The whole point of surround sound is to immerse the listener in the audio experience. If the speakers you choose are too small for the room your home theater is located in or if you purchase speakers too big for the room, the audio experience is ultimately lacking. There's a careful compromise between too much sound for the room and too much room for the sound. When your home theater space spills over into another room, as is the case with the living room and dining room in my house, things get even more complicated because it's necessary to account for the extra space in the room, even though we won't be using the entire space for the home theater. For a bigger room, make sure the speakers are capable of filling the room with sound.

Receiving All Your Components

Before you buy a home theater receiver, take inventory of how many components you will be connecting. Also determine how many connections will be required from the receiver to the back of the HDTV. If your home theater has a DVD player, a VCR, a CD player, a Media Center PC, and a cassette deck, a Sony Play Station and Game Cube, you need to be sure the home theater receiver you choose will accommodate all the connections for those devices, especially because five of those seven devices all need to display something on the screen for you to get anything out of the experience.
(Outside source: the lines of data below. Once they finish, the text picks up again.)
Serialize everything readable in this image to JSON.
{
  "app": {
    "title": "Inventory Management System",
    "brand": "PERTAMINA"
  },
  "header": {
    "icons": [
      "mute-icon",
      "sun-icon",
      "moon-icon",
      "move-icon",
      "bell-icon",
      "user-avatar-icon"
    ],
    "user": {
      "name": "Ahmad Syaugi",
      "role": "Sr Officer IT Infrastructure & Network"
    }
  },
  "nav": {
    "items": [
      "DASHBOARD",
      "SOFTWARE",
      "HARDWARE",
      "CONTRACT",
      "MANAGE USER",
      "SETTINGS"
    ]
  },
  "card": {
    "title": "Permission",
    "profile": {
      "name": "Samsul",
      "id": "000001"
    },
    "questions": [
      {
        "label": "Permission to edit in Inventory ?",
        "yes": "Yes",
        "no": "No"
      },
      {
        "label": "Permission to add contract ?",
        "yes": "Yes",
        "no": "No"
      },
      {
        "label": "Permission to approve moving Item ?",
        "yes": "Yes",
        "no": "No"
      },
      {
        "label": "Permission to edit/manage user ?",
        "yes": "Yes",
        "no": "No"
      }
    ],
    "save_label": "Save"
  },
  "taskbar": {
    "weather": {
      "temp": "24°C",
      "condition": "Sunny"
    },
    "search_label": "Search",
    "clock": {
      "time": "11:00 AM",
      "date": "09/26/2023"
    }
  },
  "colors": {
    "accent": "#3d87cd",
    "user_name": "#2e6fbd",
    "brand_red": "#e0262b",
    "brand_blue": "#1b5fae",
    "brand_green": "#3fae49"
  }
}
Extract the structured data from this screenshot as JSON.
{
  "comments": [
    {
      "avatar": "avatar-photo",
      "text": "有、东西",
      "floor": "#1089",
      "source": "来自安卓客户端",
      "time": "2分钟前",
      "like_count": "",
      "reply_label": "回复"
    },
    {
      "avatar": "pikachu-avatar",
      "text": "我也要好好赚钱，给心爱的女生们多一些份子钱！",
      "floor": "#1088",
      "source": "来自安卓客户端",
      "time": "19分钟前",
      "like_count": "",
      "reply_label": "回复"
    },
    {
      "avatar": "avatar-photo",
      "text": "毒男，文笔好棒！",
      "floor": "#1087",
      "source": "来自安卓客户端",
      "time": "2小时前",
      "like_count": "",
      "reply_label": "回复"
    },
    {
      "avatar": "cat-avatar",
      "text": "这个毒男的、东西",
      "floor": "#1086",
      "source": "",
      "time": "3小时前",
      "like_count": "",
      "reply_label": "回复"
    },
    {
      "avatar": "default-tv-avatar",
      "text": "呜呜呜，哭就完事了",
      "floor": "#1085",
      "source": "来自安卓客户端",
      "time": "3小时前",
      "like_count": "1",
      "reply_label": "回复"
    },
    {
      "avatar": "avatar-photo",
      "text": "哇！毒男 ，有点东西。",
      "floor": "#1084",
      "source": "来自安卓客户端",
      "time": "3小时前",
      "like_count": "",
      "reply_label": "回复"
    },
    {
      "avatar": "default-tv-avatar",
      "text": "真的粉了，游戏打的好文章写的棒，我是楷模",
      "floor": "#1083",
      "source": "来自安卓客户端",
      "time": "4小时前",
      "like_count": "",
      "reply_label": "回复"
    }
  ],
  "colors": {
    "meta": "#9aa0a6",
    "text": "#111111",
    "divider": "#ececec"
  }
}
If you're doing surround sound on a budget, I still like the Onkyo TX-SR502 with 6.1 channel surround sound supporting Dolby Digital EX, DTS-ES, DTS 96/24, DTS Neo:6 and Dolby Pro Logic IIx. The subwoofer crossover is adjustable for optimizing bass response. It offers two component video inputs in addition to three S-video or RCA video in connections, which is enough for the scenario described above. CD and Tape audio only connections, as well as a digital audio in round out the input selection. The key area where this receiver is lacking is in upconversion from S-video to component output or RCA to S-video output, so the potential exists for needing three connections from your receiver to the back of the screen. Consider this a great starting point with plenty of alternatives for larger budgets.

Buy Your Subwoofer Separately

It's tempting to buy one of those all-in-one surround sound packages with front, center, and rear speakers bundled with a subwoofer. The result may be less than desirable because the speakers are almost never perfectly sized for the room you want to use them in. For large rooms, like the situation I describe with the living room area and dining room forming one massive room, bass can easily get lost if the subwoofer isn't appropriately sized to fit the room. Buy purchasing the subwoofer separate from other speakers you get exactly the subwoofer optimized for your listening area.

Matching Tones

While buying a subwoofer designed for your listening space is better than buying a speaker bundle it's still a good idea to have some brand loyalty in buying. Speakers from different manufacturers have slightly different tones to the way they reproduce sound, which can mean that a particular speaker (or speaker pair) will stick out slightly if it doesn't match with the others. Buying all your speakers from one manufacturer will generally prevent this although if you're willing to invest some careful listening, it may be possible to create a tonally balanced set of speakers across brands.

Demo on the Showroom Floor

It's almost impossible to get an accurate sound picture on the showroom floor that translates directly to your listening environment at home, but there are a few tricks that will help make sure the speakers are solid. First, make sure you know the return and exchange policy; if you really hate the speakers in your home setup you want the option of exchanging them for something better. Listen for subtleties of sound in the appropriate speakers; for talk programming make sure voices are clear in the center channel and that you can hear speech clearly. For a great surround test, the pod race in Episode I remains one of the greatest surround samples on DVD. As a matter of personal taste, I have no interest in music performances in surround, but if you enjoy a full-bodied music experience, bring a few CDs or DVD-A disc to the store and test the speakers for a dynamic range of music as well (in my case, I make sure the front channels deliver a truckload of performance with the vocalist in my face from the center channel).